Christmas falls on a Sunday this year, which, in my day, would've meant killing two birds with one stone and only having to go to church once this week. But not in 2011, The Year of the WTF. Rather than rolling out the red carpet for Baby Jesus's magic birthday, some churches are actually canceling or scaling back services on Sunday so that their parishoners and clergy can spend the day doing more Christmassy things like opening presents, eating, and watching Wal-Mart commercials with The Nutcracker Suite playing in the background.
Quibbling over the accuracies of when Jesus was actually born or if he ever really existed or was a bunch of guys who were all doing similar things at about the same time in the same general geographic region aside, there's no denying that, for practicing Christians, Christmas is generally thought of as, well, a religious observance. But maybe not so much anymore.
According to a Lifeway survey, about 10% of Protestant pastors plan to cut back on or cancel church services this Sunday, due to the fact that it's Christmas and people want to spend time with their families and honor Santa and stuff.

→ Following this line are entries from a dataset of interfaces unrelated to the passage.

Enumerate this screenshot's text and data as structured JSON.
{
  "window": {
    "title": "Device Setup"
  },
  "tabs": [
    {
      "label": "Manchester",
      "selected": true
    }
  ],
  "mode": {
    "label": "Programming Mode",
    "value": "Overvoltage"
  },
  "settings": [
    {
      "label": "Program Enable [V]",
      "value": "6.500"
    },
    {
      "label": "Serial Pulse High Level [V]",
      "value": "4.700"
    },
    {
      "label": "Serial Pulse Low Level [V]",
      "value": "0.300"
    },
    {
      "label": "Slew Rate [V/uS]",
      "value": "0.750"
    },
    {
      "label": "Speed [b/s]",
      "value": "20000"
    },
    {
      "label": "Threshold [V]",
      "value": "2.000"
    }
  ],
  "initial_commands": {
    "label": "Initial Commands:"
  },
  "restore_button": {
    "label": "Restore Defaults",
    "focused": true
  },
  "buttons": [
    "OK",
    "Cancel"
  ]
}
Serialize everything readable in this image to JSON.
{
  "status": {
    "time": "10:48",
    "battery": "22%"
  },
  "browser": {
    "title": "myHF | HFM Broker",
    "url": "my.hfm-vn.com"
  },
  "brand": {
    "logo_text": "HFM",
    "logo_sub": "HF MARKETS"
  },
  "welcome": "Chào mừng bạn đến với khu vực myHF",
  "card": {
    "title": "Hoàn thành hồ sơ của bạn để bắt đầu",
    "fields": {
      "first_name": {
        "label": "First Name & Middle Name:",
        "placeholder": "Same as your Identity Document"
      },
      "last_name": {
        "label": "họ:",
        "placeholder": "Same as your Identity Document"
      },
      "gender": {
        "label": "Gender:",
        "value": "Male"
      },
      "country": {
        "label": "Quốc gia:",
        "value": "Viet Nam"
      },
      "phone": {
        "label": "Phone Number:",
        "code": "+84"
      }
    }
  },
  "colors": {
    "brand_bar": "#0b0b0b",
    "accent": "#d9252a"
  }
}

Who would have thought that the secularization of Christmas would be aided by the very religious folk who have been lamenting the secularization of the holiday?
And if churches aren't really observing their own religion's holidays anymore, can we really call them churches? Wouldn't it be more accurate to just call them Song Singing Judgment Societies and be done with it?
No church, it's Christmas [WaPo]